These efforts will facilitate the work of Customs officials by providing more secure systems, better identification tools, and the ability to trace the complete international trade supply chain in a particular or range of species. This will contribute to reducing illegal trade and to ensuring legal, sustainable and traceable trade.


A number of electronic capacity building tools have also been developed to assist Customs to better understand the Convention and assist with the identification of species, which is critical.

For example, the CITES Virtual College offers a number of courses, including one for enforcement officers and another specifically designed for Customs officials, on the provisions of CITES and on its mechanisms to regulate trade.  The courses are open to any officials wishing to improve on their knowledge of the Convention.

Other capacity building efforts in collaboration with the WCO include the designing of the next phase of the very successful project GAPIN (Great Apes and Integrity) which now targets illegal trade in great apes, elephants, rhinoceroses and pangolins, including by sharing CITES training materials. 

Under the Green Customs initiative, the CITES Secretariat developed a number of electronic presentations on how to identify species and their derivatives, including one on ivory, artificially propagated and wild plants, and crocodile skins, among many others.
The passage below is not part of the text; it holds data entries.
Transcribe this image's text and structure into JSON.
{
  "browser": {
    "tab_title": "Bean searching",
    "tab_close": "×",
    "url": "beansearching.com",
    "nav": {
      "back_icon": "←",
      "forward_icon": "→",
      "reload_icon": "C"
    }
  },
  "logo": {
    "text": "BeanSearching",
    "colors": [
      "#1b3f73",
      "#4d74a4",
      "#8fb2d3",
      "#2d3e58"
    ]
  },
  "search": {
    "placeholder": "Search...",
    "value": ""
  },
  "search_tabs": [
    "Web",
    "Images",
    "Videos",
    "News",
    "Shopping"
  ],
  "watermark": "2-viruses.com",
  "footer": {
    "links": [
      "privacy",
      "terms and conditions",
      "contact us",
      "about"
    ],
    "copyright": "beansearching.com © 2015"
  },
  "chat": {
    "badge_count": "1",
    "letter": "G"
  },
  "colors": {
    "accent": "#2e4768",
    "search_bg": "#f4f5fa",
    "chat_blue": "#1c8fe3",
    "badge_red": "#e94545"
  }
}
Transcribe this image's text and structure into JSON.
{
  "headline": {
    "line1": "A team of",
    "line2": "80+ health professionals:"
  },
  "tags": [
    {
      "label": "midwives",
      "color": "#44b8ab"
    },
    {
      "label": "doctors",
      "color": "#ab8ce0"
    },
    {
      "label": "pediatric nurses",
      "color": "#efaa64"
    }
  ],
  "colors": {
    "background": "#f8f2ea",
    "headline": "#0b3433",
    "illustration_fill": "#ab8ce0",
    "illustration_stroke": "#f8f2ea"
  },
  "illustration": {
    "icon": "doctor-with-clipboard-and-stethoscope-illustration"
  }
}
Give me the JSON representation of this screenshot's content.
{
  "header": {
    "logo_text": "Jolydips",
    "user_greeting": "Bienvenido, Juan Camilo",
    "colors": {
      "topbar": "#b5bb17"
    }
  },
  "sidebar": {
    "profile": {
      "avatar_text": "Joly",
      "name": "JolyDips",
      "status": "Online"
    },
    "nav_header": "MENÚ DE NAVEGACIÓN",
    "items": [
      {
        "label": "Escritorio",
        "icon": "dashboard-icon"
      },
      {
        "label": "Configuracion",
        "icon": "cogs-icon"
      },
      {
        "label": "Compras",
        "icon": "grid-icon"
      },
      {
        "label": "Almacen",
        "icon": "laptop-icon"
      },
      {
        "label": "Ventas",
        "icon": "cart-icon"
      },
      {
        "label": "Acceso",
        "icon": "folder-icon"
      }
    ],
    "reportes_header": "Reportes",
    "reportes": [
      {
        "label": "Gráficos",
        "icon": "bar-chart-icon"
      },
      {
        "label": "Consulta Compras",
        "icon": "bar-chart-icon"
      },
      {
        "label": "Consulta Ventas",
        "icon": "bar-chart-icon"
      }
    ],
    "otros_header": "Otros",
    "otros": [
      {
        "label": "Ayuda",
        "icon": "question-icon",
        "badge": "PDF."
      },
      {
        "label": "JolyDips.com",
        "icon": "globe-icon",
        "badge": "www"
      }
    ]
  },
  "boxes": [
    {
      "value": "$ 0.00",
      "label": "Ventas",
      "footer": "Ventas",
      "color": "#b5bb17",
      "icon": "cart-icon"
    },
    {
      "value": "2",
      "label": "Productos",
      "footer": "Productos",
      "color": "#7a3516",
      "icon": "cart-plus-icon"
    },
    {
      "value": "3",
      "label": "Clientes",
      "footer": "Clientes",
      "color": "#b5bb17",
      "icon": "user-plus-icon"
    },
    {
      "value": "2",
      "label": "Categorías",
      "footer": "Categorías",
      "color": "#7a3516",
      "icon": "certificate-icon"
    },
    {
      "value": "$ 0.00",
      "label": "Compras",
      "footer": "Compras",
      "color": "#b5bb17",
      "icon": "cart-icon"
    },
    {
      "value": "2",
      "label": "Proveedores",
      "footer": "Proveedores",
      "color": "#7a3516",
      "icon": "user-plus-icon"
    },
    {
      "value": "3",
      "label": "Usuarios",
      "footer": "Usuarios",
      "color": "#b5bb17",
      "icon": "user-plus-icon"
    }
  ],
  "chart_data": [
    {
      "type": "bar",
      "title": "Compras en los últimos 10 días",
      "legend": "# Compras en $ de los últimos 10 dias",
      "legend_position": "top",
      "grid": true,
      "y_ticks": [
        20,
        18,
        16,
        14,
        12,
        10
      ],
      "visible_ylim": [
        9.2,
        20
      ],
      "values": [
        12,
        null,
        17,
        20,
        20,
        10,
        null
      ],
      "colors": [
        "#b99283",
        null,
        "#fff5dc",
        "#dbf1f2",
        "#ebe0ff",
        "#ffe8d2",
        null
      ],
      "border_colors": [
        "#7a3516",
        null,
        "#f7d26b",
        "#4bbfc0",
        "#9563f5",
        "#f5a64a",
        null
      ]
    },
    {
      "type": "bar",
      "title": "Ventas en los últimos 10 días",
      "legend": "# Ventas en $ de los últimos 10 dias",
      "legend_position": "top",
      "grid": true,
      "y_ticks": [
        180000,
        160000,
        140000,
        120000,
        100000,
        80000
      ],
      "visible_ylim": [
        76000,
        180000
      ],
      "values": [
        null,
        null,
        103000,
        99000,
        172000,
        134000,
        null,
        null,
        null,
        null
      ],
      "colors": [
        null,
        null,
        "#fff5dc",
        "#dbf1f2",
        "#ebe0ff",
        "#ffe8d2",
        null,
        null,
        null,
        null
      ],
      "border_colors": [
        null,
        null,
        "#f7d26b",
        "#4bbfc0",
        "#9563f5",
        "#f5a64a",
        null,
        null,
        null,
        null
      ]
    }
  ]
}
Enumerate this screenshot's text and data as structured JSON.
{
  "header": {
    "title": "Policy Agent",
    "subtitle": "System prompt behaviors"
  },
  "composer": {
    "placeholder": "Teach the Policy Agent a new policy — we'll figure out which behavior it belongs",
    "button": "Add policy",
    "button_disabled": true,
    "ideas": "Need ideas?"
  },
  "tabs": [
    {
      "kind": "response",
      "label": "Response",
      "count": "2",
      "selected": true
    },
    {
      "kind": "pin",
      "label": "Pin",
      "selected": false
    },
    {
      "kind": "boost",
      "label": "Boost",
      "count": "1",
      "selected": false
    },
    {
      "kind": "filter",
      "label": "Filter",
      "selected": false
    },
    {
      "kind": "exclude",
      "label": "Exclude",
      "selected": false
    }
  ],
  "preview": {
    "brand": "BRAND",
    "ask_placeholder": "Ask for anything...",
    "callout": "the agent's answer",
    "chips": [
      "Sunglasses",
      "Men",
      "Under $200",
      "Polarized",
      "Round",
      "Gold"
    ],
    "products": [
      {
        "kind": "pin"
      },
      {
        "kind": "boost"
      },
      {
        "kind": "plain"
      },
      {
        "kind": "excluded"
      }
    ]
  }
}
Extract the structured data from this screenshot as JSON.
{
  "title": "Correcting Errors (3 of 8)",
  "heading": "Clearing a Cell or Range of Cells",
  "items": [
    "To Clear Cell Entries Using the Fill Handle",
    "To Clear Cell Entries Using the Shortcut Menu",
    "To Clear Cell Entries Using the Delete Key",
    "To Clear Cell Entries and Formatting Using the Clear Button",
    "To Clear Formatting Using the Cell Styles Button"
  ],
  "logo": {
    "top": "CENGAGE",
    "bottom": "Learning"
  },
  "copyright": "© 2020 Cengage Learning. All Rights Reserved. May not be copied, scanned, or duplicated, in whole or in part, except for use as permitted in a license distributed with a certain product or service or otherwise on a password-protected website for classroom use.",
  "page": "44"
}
These presentations have been very popular with officials working in the field.


The collaborative approach achieved by the CITES Secretariat and the WCO and other international organizations and initiatives working to better regulate international trade in wildlife is increasing the efficiency and effectiveness of efforts by countries to ensure that such trade is legal and traceable, particularly efforts that use new technologies to achieve desirable objectives. 


Customs has always been and remains a key and indispensable partner for CITES.

The Conference of the Parties to CITES, in common with many UN institutions and others, regularly calls for increased synergy and collaboration between intergovernmental organizations.

There are few better examples of successful collaboration than the one between our two organizations and few international treaties that are better served by the Customs community than CITES.

Distinguished delegates, through their tireless efforts - day in and day out - the WCO and front-line Customs officers from right across the Globe are ensuring that wild animals and plants, in their many beautiful and varied forms, will be protected for this generation and the generations to come for which we express our profound gratitude.

I sincerely thank you once again for inviting me here today and we look forward to our ongoing collaboration.